Tremors are still rumbling through the corridors of power in the Elysee Palace, Paris, after news today that a customer in local supermarket Monoprix was served quickly, efficiently and courteously.
Despite a rapid reaction from managers, who are reported to have returned early from their four-hour lunch break in order to fire the responsible check-out girl, political sources were warning of a looming constitutional crisis.
No official comment has been made, but it is believed that the troubled administration of President Chateau Latour de Roquefort will be keen to send out a strong signal to the general public.

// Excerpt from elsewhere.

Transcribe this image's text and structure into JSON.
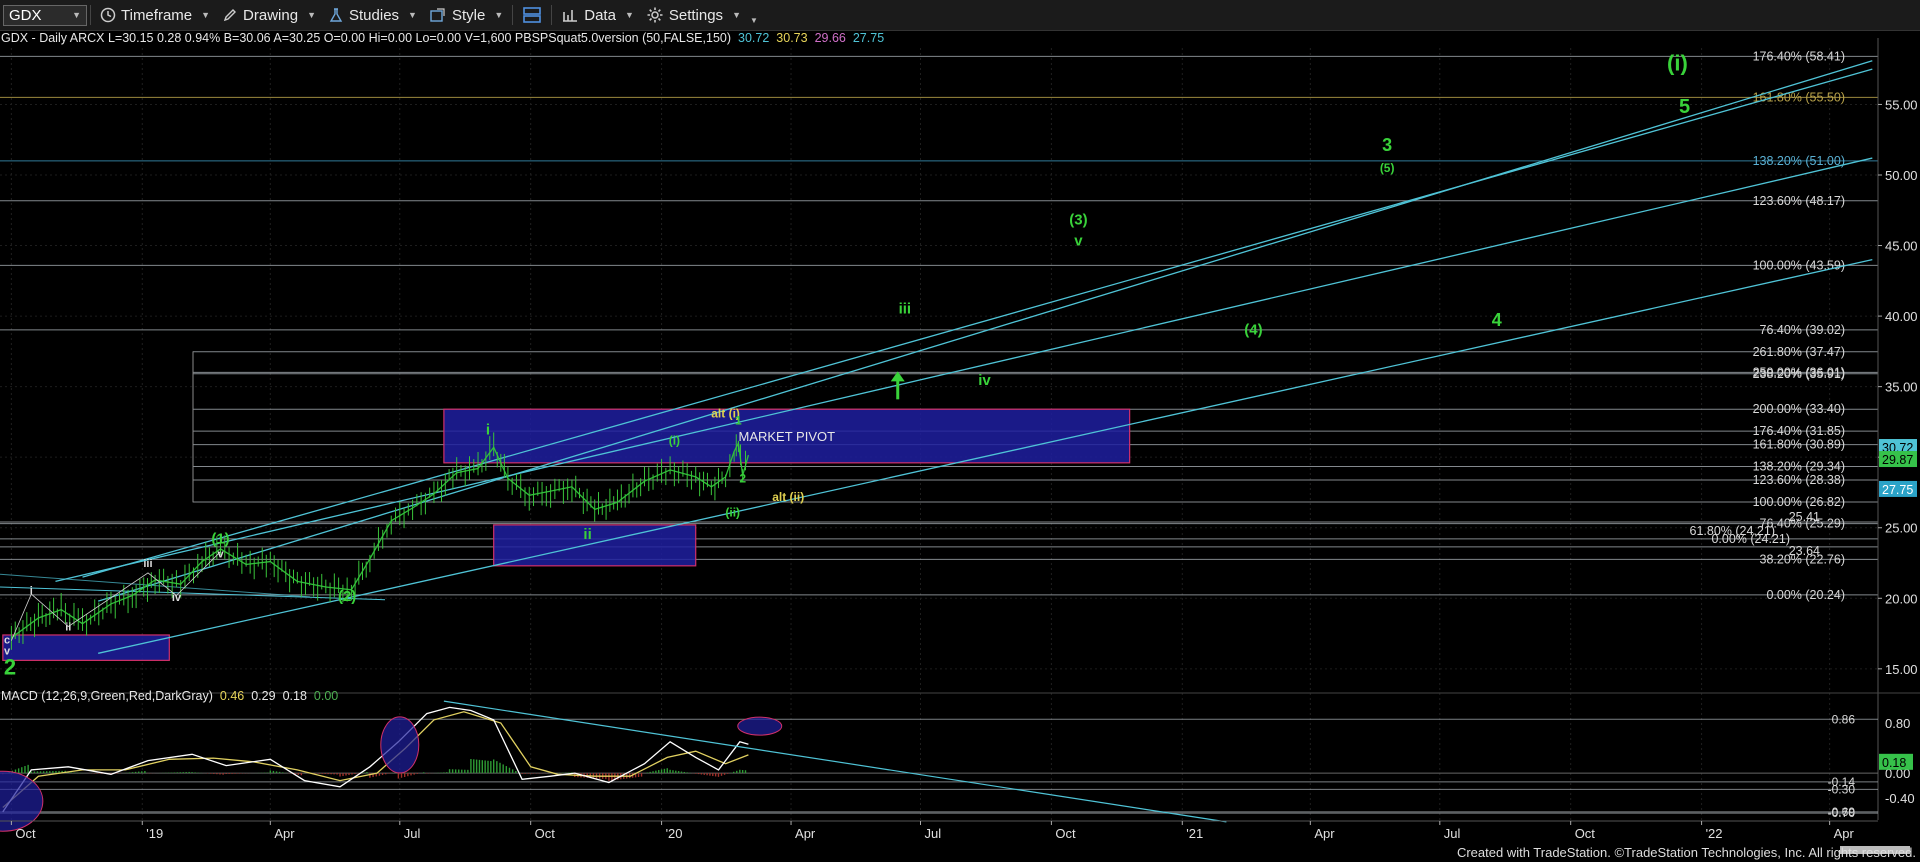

His party swept to power last year on a platform of "Il n'y a que la France", following public protests about the dominance of US toilet cleaning fluids in the French market.
In a already troubled transatlantic relationship, this incursion of American values into Paris, the hitherto virgin heartland of French cultural values, might be seen as one insult too far.
"I was just trying to be helpful" sobbed the assistant, Marie-Claude Crotte de Nez, 19, to hisses in a crowded press conference, only cofirming to most observers how deep the problem has already become.
"What we need is another Napoleon" said one passer-by, recalling the last time France had succesfully asserted itself in an international dispute.
Only time will tell, however, whether this battle will be an Austerlitz or a Waterloo for de Roquefort and his generals.